The jury sided with Winfrey. The 5th U.S. Circuit Court of Appeals upheld the verdict two years later.
The veggie libel law is still on the books in Texas.
Other Texas Cases
Of course, current libel cases will be decided based on recent precedents. Nevertheless, several older Texas cases deal with issues that remain significant today. They are worth examining.
Raymundo Davila v. The Caller Times
In 1956, the Caller-Times in Corpus Christi used an Associated Press story that said a Texas Ranger had killed Raymundo Davila of Laredo. Davila, the article said, was stopped six miles east of Freer by the Ranger.
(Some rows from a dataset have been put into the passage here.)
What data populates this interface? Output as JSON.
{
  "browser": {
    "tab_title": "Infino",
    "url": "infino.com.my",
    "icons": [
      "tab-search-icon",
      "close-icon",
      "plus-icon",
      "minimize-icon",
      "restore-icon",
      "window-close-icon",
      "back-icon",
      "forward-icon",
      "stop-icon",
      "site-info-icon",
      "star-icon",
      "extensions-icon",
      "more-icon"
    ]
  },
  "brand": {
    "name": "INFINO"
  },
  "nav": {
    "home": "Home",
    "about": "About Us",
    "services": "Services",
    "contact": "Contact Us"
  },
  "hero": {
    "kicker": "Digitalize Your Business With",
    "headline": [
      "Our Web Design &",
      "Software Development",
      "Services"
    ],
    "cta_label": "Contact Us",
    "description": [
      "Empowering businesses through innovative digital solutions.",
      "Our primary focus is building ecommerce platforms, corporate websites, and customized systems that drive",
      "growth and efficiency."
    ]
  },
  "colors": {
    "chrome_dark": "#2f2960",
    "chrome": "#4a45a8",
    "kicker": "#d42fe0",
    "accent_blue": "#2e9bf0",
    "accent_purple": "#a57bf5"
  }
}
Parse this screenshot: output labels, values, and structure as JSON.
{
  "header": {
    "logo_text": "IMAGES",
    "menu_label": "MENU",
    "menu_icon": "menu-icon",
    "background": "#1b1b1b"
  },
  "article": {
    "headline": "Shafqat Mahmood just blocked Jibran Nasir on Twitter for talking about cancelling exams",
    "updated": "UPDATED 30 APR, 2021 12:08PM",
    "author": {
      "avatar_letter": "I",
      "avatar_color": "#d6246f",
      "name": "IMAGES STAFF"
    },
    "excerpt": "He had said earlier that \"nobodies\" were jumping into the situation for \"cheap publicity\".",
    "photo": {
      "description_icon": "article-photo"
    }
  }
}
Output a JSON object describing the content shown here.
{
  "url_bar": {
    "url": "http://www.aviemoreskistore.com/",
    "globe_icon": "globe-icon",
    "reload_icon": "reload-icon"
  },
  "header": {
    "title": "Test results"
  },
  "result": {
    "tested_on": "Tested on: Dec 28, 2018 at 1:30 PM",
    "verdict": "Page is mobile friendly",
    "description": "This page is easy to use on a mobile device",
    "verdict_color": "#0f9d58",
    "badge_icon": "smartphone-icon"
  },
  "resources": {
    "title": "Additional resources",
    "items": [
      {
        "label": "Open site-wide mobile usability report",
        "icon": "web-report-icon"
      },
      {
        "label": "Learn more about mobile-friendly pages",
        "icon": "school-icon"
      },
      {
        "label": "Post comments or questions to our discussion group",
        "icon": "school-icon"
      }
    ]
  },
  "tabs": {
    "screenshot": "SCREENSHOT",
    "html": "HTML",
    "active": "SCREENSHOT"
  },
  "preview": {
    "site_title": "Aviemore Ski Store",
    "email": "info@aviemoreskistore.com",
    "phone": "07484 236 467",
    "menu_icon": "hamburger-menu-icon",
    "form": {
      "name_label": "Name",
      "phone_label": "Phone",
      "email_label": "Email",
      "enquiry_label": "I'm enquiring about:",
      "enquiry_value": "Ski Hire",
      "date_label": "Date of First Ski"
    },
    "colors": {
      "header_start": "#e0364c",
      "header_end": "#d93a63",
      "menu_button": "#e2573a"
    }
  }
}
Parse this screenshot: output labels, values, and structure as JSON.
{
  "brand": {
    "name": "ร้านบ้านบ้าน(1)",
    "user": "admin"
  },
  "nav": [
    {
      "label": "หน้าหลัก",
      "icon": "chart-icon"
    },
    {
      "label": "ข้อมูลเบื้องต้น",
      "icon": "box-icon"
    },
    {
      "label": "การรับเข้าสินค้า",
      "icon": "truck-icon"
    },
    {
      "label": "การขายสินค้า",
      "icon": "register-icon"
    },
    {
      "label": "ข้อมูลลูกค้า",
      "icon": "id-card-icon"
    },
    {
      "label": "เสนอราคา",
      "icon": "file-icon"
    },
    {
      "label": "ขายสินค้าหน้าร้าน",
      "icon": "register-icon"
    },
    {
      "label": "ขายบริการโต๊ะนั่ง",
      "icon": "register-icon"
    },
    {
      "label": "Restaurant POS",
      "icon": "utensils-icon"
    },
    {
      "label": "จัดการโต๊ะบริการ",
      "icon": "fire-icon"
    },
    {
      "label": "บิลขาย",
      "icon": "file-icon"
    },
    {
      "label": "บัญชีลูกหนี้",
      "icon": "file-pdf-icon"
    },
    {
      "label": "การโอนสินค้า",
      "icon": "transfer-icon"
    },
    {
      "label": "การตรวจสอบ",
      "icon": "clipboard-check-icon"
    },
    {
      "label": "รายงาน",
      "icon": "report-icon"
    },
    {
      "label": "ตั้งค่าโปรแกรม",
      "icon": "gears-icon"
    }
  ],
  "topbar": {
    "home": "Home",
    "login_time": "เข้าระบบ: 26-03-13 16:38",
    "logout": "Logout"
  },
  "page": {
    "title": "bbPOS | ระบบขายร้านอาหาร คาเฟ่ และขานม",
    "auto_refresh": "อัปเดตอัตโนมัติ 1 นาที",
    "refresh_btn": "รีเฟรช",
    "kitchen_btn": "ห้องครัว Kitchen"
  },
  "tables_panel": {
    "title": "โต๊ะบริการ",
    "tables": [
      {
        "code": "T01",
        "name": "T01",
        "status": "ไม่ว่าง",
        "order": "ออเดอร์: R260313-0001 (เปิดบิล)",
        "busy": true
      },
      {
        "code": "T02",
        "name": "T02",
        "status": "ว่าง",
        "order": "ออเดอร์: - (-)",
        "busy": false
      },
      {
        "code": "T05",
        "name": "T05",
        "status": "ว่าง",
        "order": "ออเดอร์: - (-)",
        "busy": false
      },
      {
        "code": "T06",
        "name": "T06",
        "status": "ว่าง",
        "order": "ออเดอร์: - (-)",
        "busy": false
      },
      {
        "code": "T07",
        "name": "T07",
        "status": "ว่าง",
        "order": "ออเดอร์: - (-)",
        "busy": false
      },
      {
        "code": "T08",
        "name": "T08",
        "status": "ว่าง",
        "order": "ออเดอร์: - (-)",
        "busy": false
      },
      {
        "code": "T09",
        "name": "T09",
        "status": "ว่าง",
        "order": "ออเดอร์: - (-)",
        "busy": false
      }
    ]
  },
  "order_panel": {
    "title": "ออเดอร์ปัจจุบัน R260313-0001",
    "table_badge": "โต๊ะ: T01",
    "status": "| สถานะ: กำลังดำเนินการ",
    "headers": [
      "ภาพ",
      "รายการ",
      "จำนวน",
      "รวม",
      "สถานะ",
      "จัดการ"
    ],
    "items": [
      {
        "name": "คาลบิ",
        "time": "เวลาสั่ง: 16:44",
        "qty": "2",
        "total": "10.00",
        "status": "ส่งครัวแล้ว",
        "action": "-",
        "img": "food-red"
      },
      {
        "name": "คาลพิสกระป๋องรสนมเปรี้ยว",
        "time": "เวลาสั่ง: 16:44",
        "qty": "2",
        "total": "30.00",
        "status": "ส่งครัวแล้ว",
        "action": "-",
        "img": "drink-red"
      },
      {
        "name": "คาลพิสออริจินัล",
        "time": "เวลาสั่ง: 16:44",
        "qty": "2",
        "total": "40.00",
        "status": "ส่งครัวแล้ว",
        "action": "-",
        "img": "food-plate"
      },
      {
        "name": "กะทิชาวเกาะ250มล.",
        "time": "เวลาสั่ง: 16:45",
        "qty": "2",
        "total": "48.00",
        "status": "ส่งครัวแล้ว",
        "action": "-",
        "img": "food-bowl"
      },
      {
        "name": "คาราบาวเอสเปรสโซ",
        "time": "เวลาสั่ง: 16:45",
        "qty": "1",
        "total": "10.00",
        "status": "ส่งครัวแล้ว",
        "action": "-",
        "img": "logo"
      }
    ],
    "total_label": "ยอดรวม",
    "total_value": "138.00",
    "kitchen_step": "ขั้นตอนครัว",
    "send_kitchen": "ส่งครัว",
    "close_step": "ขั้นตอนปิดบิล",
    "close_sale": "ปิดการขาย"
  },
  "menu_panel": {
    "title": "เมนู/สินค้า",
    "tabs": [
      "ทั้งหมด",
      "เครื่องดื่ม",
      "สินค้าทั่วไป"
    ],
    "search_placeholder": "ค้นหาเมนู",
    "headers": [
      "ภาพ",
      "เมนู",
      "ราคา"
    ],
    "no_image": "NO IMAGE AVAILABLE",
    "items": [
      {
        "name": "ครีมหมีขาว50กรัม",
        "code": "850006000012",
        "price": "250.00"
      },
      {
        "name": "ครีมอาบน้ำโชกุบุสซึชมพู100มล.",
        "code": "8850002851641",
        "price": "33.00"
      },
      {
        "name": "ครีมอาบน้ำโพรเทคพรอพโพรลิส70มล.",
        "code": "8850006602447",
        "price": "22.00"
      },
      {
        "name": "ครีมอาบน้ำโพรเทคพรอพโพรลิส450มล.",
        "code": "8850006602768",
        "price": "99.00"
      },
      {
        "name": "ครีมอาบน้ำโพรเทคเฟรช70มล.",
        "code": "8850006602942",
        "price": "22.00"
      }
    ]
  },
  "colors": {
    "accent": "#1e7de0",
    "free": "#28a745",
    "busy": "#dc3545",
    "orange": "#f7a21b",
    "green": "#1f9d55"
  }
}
Davila fired on the Ranger and the Ranger shot and killed him.
As it turned out, the dead man wasn’t Raymundo Davila but his brother, Jesus Davila. Raymundo Davila sued the Caller-Times.
The question before the Court of Civil Appeals in San Antonio was whether the publication was privileged. The court ruled that it was not.
The case may be found at 311 S.W. 2d 945 (1958)
El Paso Times v. Richard C. Trexler
The El Paso Times ran an editorial concerning the participation of a teacher at the University of Texas at El Paso, Richard C. Trexler, in an anti-Vietnam war demonstration.
The Times editorial said that although it did not agree with Trexler’s views, it did uphold and agree with his right to express those views, including the right to be involved in a peaceful anti-war demonstration.
Later the newspaper ran a letter from a reader that said among other things: “There was a time when rats paid the penalty for treason against our Republic.”
The trial court ruled that Trexler was a public figure and a jury ruled against him. The Court of Civil Appeals reversed and remanded the case.
The Supreme Court of Texas ruled that the evidence did not support actual malice as defined in New York Times v. Sullivan: “with knowledge that it was false or with reckless disregard of whether it was false or not.” The judgment of the Court of Civil Appeals was reversed and the judgment of the trial court was affirmed.
This case is at 447 S.W. 2d 403 (1969)
John E. Foster v. Laredo Newspapers, Inc.
In 1973, the Laredo Times ran a story concerning a subdivision that had a flooding problem. The Times said that a surveyor, John E. Foster, had platted the subdivision. The story was incorrect in that the surveyor had not done the work.
The trial court granted summary judgment and the court of appeals affirmed – both on the grounds that the surveyor was a public official or public figure.
In 1976 the Supreme Court of Texas ruled that a jury must decide the issues in the case.
The case is 541 SW2d 809 (1976)
Denton Publishing Company v. D.B. Boyd
In 1967, a reporter for the Denton Record-Chronicle attended a meeting of the city council and reported the next day on various actions by the council.
The story said that a developer, D.B. Boyd, had failed to pave streets because he had declared bankruptcy.
The newspaper was informed that Boyd had not declared bankruptcy, and it ran a correction. Boyd won a trial and the newspaper appealed.
The Supreme Court of Texas ruled that the newspaper account was not privileged. The opinion of the court said that the story did not say that the statements about the developer being bankrupt were made by someone at the city council meeting. Instead, it was the reporter who said, “The developer…declared bankruptcy…”
“The problem arises,” the opinion said, “because the article as published is subject to interpretation that, as a matter of background information, Boyd was in fact bankrupt instead of reporting that it was stated as the City Council meeting that he was bankrupt. The publication would be within the privilege provided by statute as long as it purported to be, and was, only a fair, true and impartial report of what was stated at the meeting, regardless of whether the facts under discussion at such meeting were in fact true, unless the report was made with malice.”
Cited as 460 S.W.2d 881 (1970)